[ACTION ITEM]
The expected output is an exact restatement of all the records.
____
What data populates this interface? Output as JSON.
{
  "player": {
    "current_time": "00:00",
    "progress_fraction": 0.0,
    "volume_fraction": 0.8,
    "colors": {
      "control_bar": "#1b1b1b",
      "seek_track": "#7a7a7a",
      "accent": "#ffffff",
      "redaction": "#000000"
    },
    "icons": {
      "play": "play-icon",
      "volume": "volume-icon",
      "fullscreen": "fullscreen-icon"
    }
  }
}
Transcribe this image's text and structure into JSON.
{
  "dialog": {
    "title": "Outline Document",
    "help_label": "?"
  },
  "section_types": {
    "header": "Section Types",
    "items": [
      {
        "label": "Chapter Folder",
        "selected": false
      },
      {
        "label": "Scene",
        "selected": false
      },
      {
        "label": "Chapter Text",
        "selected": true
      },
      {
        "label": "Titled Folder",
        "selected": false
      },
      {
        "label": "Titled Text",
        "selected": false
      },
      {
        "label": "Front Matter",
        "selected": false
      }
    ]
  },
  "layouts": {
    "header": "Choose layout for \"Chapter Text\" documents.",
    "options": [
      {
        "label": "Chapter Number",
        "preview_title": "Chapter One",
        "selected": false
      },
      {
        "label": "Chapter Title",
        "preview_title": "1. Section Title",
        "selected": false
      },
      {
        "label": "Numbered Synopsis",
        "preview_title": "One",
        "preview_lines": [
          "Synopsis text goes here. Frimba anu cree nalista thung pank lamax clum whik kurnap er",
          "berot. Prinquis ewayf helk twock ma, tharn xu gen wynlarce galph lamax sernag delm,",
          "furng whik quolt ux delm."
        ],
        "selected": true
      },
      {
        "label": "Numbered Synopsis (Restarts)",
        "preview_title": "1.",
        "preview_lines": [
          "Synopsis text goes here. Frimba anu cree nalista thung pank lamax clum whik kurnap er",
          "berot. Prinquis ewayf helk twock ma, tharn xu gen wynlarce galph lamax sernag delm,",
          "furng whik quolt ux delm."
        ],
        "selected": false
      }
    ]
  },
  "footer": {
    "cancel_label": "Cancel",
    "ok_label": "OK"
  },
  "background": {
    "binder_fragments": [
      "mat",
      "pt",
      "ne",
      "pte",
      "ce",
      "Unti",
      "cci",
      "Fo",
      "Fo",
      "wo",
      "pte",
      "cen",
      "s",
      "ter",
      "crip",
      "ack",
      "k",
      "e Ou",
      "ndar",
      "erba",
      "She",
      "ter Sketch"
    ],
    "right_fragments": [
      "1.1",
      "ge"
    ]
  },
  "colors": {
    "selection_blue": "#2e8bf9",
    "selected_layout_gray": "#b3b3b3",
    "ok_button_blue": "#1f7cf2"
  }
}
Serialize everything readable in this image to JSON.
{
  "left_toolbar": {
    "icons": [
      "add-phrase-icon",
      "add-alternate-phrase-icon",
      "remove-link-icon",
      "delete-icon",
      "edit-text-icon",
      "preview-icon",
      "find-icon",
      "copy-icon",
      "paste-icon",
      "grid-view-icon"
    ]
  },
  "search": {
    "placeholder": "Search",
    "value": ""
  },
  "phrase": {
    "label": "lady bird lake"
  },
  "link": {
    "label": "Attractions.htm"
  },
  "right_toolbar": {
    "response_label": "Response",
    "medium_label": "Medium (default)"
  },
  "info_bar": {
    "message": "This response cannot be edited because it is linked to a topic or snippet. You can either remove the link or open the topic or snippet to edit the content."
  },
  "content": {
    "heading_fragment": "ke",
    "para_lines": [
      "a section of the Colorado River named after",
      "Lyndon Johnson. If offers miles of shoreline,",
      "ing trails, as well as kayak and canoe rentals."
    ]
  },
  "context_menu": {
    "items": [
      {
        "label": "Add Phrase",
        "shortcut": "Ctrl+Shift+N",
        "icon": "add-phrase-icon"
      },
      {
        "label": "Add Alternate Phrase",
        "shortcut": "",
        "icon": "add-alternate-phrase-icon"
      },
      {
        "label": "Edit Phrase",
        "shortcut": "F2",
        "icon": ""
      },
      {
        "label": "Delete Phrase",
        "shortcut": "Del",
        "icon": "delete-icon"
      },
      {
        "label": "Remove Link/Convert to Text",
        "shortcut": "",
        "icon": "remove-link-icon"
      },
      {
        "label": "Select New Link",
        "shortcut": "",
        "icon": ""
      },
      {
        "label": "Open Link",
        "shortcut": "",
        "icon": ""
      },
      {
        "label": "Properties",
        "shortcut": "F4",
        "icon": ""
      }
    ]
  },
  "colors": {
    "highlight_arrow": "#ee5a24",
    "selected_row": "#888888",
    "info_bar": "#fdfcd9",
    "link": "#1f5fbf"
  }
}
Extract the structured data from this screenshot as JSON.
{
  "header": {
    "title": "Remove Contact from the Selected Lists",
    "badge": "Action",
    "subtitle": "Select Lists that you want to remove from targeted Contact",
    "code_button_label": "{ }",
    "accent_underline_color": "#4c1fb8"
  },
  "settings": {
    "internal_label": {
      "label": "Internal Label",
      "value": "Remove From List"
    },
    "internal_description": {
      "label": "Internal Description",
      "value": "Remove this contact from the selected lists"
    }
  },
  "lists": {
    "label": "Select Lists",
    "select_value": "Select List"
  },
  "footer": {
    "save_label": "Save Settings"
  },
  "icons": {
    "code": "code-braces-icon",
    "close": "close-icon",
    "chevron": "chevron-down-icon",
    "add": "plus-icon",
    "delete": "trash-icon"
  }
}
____
[OUTPUT FOR THIS EXERCISE]
What data populates this interface? Output as JSON.
{
  "player": {
    "current_time": "00:00",
    "progress_fraction": 0.0,
    "volume_fraction": 0.8,
    "colors": {
      "control_bar": "#1b1b1b",
      "seek_track": "#7a7a7a",
      "accent": "#ffffff",
      "redaction": "#000000"
    },
    "icons": {
      "play": "play-icon",
      "volume": "volume-icon",
      "fullscreen": "fullscreen-icon"
    }
  }
}
Transcribe this image's text and structure into JSON.
{
  "dialog": {
    "title": "Outline Document",
    "help_label": "?"
  },
  "section_types": {
    "header": "Section Types",
    "items": [
      {
        "label": "Chapter Folder",
        "selected": false
      },
      {
        "label": "Scene",
        "selected": false
      },
      {
        "label": "Chapter Text",
        "selected": true
      },
      {
        "label": "Titled Folder",
        "selected": false
      },
      {
        "label": "Titled Text",
        "selected": false
      },
      {
        "label": "Front Matter",
        "selected": false
      }
    ]
  },
  "layouts": {
    "header": "Choose layout for \"Chapter Text\" documents.",
    "options": [
      {
        "label": "Chapter Number",
        "preview_title": "Chapter One",
        "selected": false
      },
      {
        "label": "Chapter Title",
        "preview_title": "1. Section Title",
        "selected": false
      },
      {
        "label": "Numbered Synopsis",
        "preview_title": "One",
        "preview_lines": [
          "Synopsis text goes here. Frimba anu cree nalista thung pank lamax clum whik kurnap er",
          "berot. Prinquis ewayf helk twock ma, tharn xu gen wynlarce galph lamax sernag delm,",
          "furng whik quolt ux delm."
        ],
        "selected": true
      },
      {
        "label": "Numbered Synopsis (Restarts)",
        "preview_title": "1.",
        "preview_lines": [
          "Synopsis text goes here. Frimba anu cree nalista thung pank lamax clum whik kurnap er",
          "berot. Prinquis ewayf helk twock ma, tharn xu gen wynlarce galph lamax sernag delm,",
          "furng whik quolt ux delm."
        ],
        "selected": false
      }
    ]
  },
  "footer": {
    "cancel_label": "Cancel",
    "ok_label": "OK"
  },
  "background": {
    "binder_fragments": [
      "mat",
      "pt",
      "ne",
      "pte",
      "ce",
      "Unti",
      "cci",
      "Fo",
      "Fo",
      "wo",
      "pte",
      "cen",
      "s",
      "ter",
      "crip",
      "ack",
      "k",
      "e Ou",
      "ndar",
      "erba",
      "She",
      "ter Sketch"
    ],
    "right_fragments": [
      "1.1",
      "ge"
    ]
  },
  "colors": {
    "selection_blue": "#2e8bf9",
    "selected_layout_gray": "#b3b3b3",
    "ok_button_blue": "#1f7cf2"
  }
}
Serialize everything readable in this image to JSON.
{
  "left_toolbar": {
    "icons": [
      "add-phrase-icon",
      "add-alternate-phrase-icon",
      "remove-link-icon",
      "delete-icon",
      "edit-text-icon",
      "preview-icon",
      "find-icon",
      "copy-icon",
      "paste-icon",
      "grid-view-icon"
    ]
  },
  "search": {
    "placeholder": "Search",
    "value": ""
  },
  "phrase": {
    "label": "lady bird lake"
  },
  "link": {
    "label": "Attractions.htm"
  },
  "right_toolbar": {
    "response_label": "Response",
    "medium_label": "Medium (default)"
  },
  "info_bar": {
    "message": "This response cannot be edited because it is linked to a topic or snippet. You can either remove the link or open the topic or snippet to edit the content."
  },
  "content": {
    "heading_fragment": "ke",
    "para_lines": [
      "a section of the Colorado River named after",
      "Lyndon Johnson. If offers miles of shoreline,",
      "ing trails, as well as kayak and canoe rentals."
    ]
  },
  "context_menu": {
    "items": [
      {
        "label": "Add Phrase",
        "shortcut": "Ctrl+Shift+N",
        "icon": "add-phrase-icon"
      },
      {
        "label": "Add Alternate Phrase",
        "shortcut": "",
        "icon": "add-alternate-phrase-icon"
      },
      {
        "label": "Edit Phrase",
        "shortcut": "F2",
        "icon": ""
      },
      {
        "label": "Delete Phrase",
        "shortcut": "Del",
        "icon": "delete-icon"
      },
      {
        "label": "Remove Link/Convert to Text",
        "shortcut": "",
        "icon": "remove-link-icon"
      },
      {
        "label": "Select New Link",
        "shortcut": "",
        "icon": ""
      },
      {
        "label": "Open Link",
        "shortcut": "",
        "icon": ""
      },
      {
        "label": "Properties",
        "shortcut": "F4",
        "icon": ""
      }
    ]
  },
  "colors": {
    "highlight_arrow": "#ee5a24",
    "selected_row": "#888888",
    "info_bar": "#fdfcd9",
    "link": "#1f5fbf"
  }
}
Extract the structured data from this screenshot as JSON.
{
  "header": {
    "title": "Remove Contact from the Selected Lists",
    "badge": "Action",
    "subtitle": "Select Lists that you want to remove from targeted Contact",
    "code_button_label": "{ }",
    "accent_underline_color": "#4c1fb8"
  },
  "settings": {
    "internal_label": {
      "label": "Internal Label",
      "value": "Remove From List"
    },
    "internal_description": {
      "label": "Internal Description",
      "value": "Remove this contact from the selected lists"
    }
  },
  "lists": {
    "label": "Select Lists",
    "select_value": "Select List"
  },
  "footer": {
    "save_label": "Save Settings"
  },
  "icons": {
    "code": "code-braces-icon",
    "close": "close-icon",
    "chevron": "chevron-down-icon",
    "add": "plus-icon",
    "delete": "trash-icon"
  }
}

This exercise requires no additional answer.